Sarah looked mortified and said, “Oh no, we cannot have that! Don’t you understand?”
“No, you all seem to be the ones who don’t understand. We are not cattle. We are women and we deserve to be visibly apart of that march just like any other woman” I said.
“While of course I agree with you, I am just doing what I was asked to do. Please do consider,” Sarah said.
“I think it’s time you leave” I replied.
Sarah and I stared each other down for thirty seconds before she got her coat and left my home.
I laid in bed that night, consumed in my thoughts, drained by the ever-going acts of racism. I was frustrated to think that just for once, Negro women would actually be considered important. The more I thought, the more I began to form a plan of action.
Two days later, I awoke bright and early. My husband sat up in bed and watched me brisk around our bedroom, getting dressed. I was filled with a large amount of vigorous energy, ready to stand up for what I believed in. I had decided to go to the march despite what NAWSA felt.
“Are you sure about this honey?” my husband asked. I kissed him on the forhead, gave his hand a squeeze and said, “As ready as I’ll ever be” and marched out the door.
It was cold that morning, but you could tell that early signs of spring were approaching. Thousands of people were gathered in downtown Washington, all bustling about. I saw the NAWSA women and looked at them stone-faced. They were still under the impression that I dropped out of the march. Most members avoided eye contact with me, Sarah especially.

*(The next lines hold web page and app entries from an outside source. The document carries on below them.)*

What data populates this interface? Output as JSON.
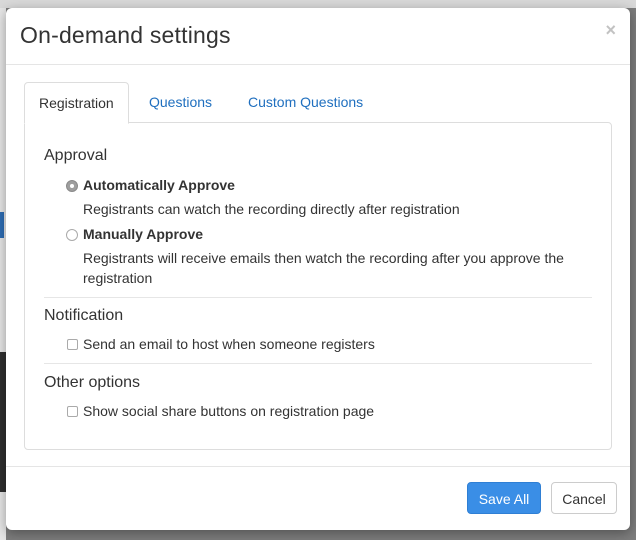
{
  "dialog": {
    "title": "On-demand settings",
    "close_glyph": "×"
  },
  "tabs": [
    {
      "label": "Registration",
      "active": true
    },
    {
      "label": "Questions",
      "active": false
    },
    {
      "label": "Custom Questions",
      "active": false
    }
  ],
  "approval": {
    "heading": "Approval",
    "options": [
      {
        "label": "Automatically Approve",
        "selected": true,
        "description": "Registrants can watch the recording directly after registration"
      },
      {
        "label": "Manually Approve",
        "selected": false,
        "description_line1": "Registrants will receive emails then watch the recording after you approve the",
        "description_line2": "registration"
      }
    ]
  },
  "notification": {
    "heading": "Notification",
    "checkbox_label": "Send an email to host when someone registers",
    "checked": false
  },
  "other_options": {
    "heading": "Other options",
    "checkbox_label": "Show social share buttons on registration page",
    "checked": false
  },
  "footer": {
    "save_label": "Save All",
    "cancel_label": "Cancel"
  },
  "colors": {
    "primary": "#3a8ee6",
    "link": "#1f6fbf"
  }
}
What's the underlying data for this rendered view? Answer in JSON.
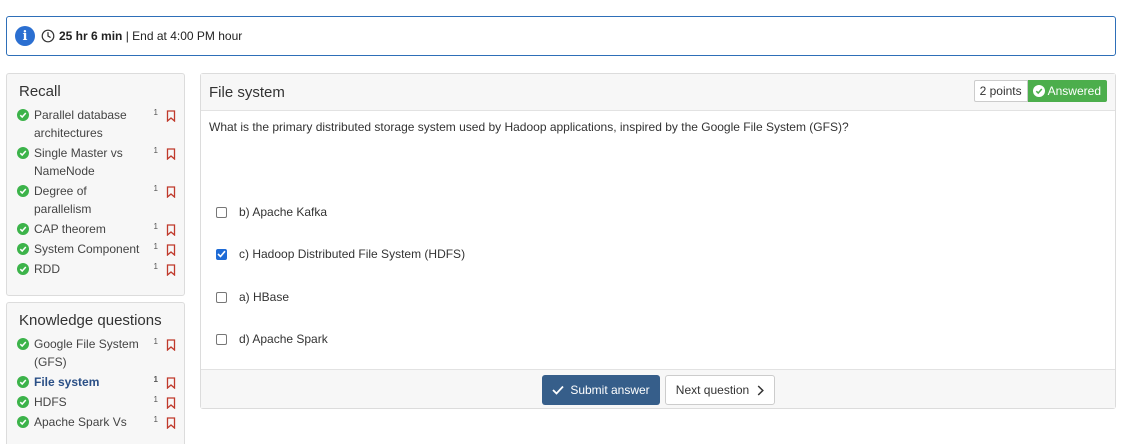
{
  "timer": {
    "duration": "25 hr 6 min",
    "separator": "|",
    "end_text": "End at 4:00 PM hour"
  },
  "recall": {
    "title": "Recall",
    "items": [
      {
        "label_line1": "Parallel database",
        "label_line2": "architectures",
        "count": "1"
      },
      {
        "label_line1": "Single Master vs",
        "label_line2": "NameNode",
        "count": "1"
      },
      {
        "label_line1": "Degree of",
        "label_line2": "parallelism",
        "count": "1"
      },
      {
        "label_line1": "CAP theorem",
        "count": "1"
      },
      {
        "label_line1": "System Component",
        "count": "1"
      },
      {
        "label_line1": "RDD",
        "count": "1"
      }
    ]
  },
  "knowledge": {
    "title": "Knowledge questions",
    "items": [
      {
        "label_line1": "Google File System",
        "label_line2": "(GFS)",
        "count": "1"
      },
      {
        "label_line1": "File system",
        "count": "1",
        "active": true
      },
      {
        "label_line1": "HDFS",
        "count": "1"
      },
      {
        "label_line1": "Apache Spark Vs",
        "count": "1"
      }
    ]
  },
  "question": {
    "title": "File system",
    "points": "2 points",
    "status": "Answered",
    "text": "What is the primary distributed storage system used by Hadoop applications, inspired by the Google File System (GFS)?",
    "options": [
      {
        "label": "b) Apache Kafka",
        "checked": false
      },
      {
        "label": "c) Hadoop Distributed File System (HDFS)",
        "checked": true
      },
      {
        "label": "a) HBase",
        "checked": false
      },
      {
        "label": "d) Apache Spark",
        "checked": false
      }
    ],
    "submit_label": "Submit answer",
    "next_label": "Next question"
  },
  "colors": {
    "accent": "#365e8a",
    "success": "#4cae4c",
    "check": "#3cb34a",
    "info": "#2b6fd1",
    "bookmark": "#c0392b"
  }
}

The march began. Women held banners and signs and yelled “GIVE WOMEN THE VOTE! GIVE WOMEN THE VOTE!” over and over. It was a captivating sight. When the Illinois Delegation passed I signaled for my members to push forward, and we landed right in step with that group, chanting “GIVE WOMEN THE VOTE!” as if nothing happened. I made eye contact with no one, because my heart was beating extremely fast, I can even admit I was filled with nervous energy.
The white women around looked shocked, possibly because they have never seen a group of Negro women so bold. But I didn’t care. If women were to one day get the vote, I wanted to make sure ALL women were included in that.
I smiled at the memory.
7 years later, women finally won the right to vote. It wasn’t easy, and I knew that the fight for women’s rights still had a long way to go, but for once I knew I had done my race a service…
I died a happy woman that night, hoping that my legacy would carry on.